As our society becomes ever more digitised, data are also becoming increasingly widespread in all sectors. More is now known about consumer trends, purchasing pathways as well as the day-to-day lives of the nation. Retail is thereby evolving and reinventing itself at an ever-faster pace: e-commerce, m-commerce, social networks and now V-commerce, centered on the use of virtual reality. A virtual reality which fosters a human and emotional dimension.
With big data becoming increasingly widespread, it is now easy, or even automatic, to save and analyse them. Data represent a fantastic source of relevant information on consumers: their desires, tastes, payment preferences, experiences, etc.
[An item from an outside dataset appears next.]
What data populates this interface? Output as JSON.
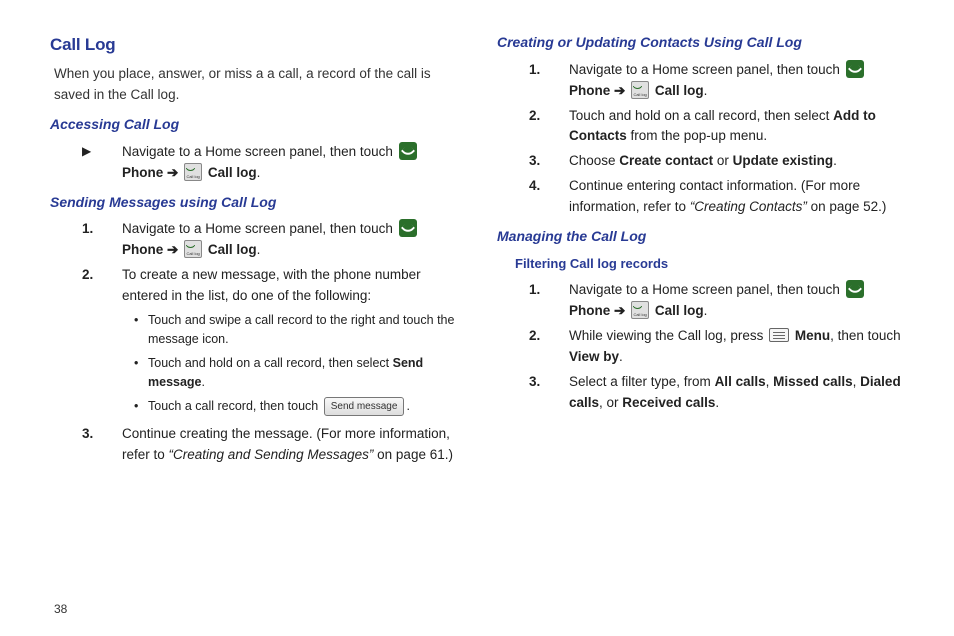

A wealth of accurate and intimate knowledge about consumers’ behaviour.
Retailers have everything to gain by seizing on this information to improve their customer experience and optimise their points of sale (physical or virtual). Several service providers and suppliers have already made a move in this direction, offering solutions for brands and stores. For example, real time data analysis enables retailers to adjust their sales areas at any time, to replenish their stocks and assist the sales team in the store. The aim is to be able to offer consumers a unique retail experience which is fluid and free of any hitches.
Axis Communications, for example, is developing a camera equipped with an IP-based people-counting system to analyse customer flow, evaluate the impact of marketing operations and product presentation strategies, all with real-time access to statistics. Retailers can see straightway the most appealing or deserted areas of their store and rearrange the shelves or promotions accordingly.
Living retail for a real consumer
Consumers want their retail experience to be more human and authentic, corresponding to their expectations. Retail is appropriating the human dimension and brands are reviewing their strategy in order to develop a new relationship built on trust and complicity with their customers. Now is the time for transparency, an invitation to discover the technical and human skills which go into manufacturing a product or service.
For example, Fleury Michon is currently re-running its campaign which gives consumers a chance to see for themselves that their breeders do not use any antibiotics or GMOs. Competition winners can discover the manufacturing processes and meet producers during a trip to Brittany. Such a campaign focuses on the brand’s transparency and ethics to improve its relationship with consumers. Another example of a more human form of retail, Starbucks’ approach is based on the personalisation of drinks made unique thanks to the choice of various options and the customer’s name written on the cups.
To gain consumers’ trust and arouse a positive emotion in them, brands must evolve and build a new, more conversational relationship with their customers, notably through full digital. Artificial Intelligence, via chatbots and personal assistants, can free up sales assistants, enabling them to work on creating a relationship and empathising with shoppers.
Virtual reality for the benefit of human emotion
With the rapid rise of new technologies, the possibilities for brands are expanding: virtual reality, augmented reality, holograms hyper-personalisation.
The Japanese brand Uniqlo is taking the approach even further with its UMood application. The tool selects T-shirts from 600 different combinations based on the consumer’s mood. A headset connected to a screen analyses the customer’s face and selects T-shirts to match their current state of mind.
However, retailers need to be cautious with regard to the sometimes redundant ‘wow’ effect. Consumers are increasingly up to speed with the latest innovations and possibilities. It is therefore essential that the brands use these tools, not to create attention, but to add value to the customer experience and offer consumers a unique experience.
B2B is not to be outdone. Manutan, the office supplies distance selling specialist, has just launched an augmented reality application. Approved in user tests by its customers, it enables them to pre-visualise in their working environment the chairs, desks or cupboards they are interested in buying. The retailer is also experimenting with a chatbot assistant to facilitate and fluidify the purchasing pathway.
Likewise, advances in geolocation enable purchasing pathways and shoppers’ habits to be tracked. It is now possible, and even recommended, to adapt products and services to local specificities.
In France, Carrefour is also using digital technology to test solutions for simplifying their customers’ lives, such as the geolocation of its products in the stores.
The data produced by the consumer, used intelligently and combined with useful technological innovations, constitutes the grey matter of the 21st century. To ensure that customers are willing to share this information for hyper-personalised commercial purposes which are ultimately useful for their day-to-day lives, they must be able to choose a purchasing pathway which reflects their emotions. The challenge for brands and stores therefore lies in finding a way to exploit the personal data in a subtle, flexible and useful way in order to establish a lasting relationship of trust with the shopper.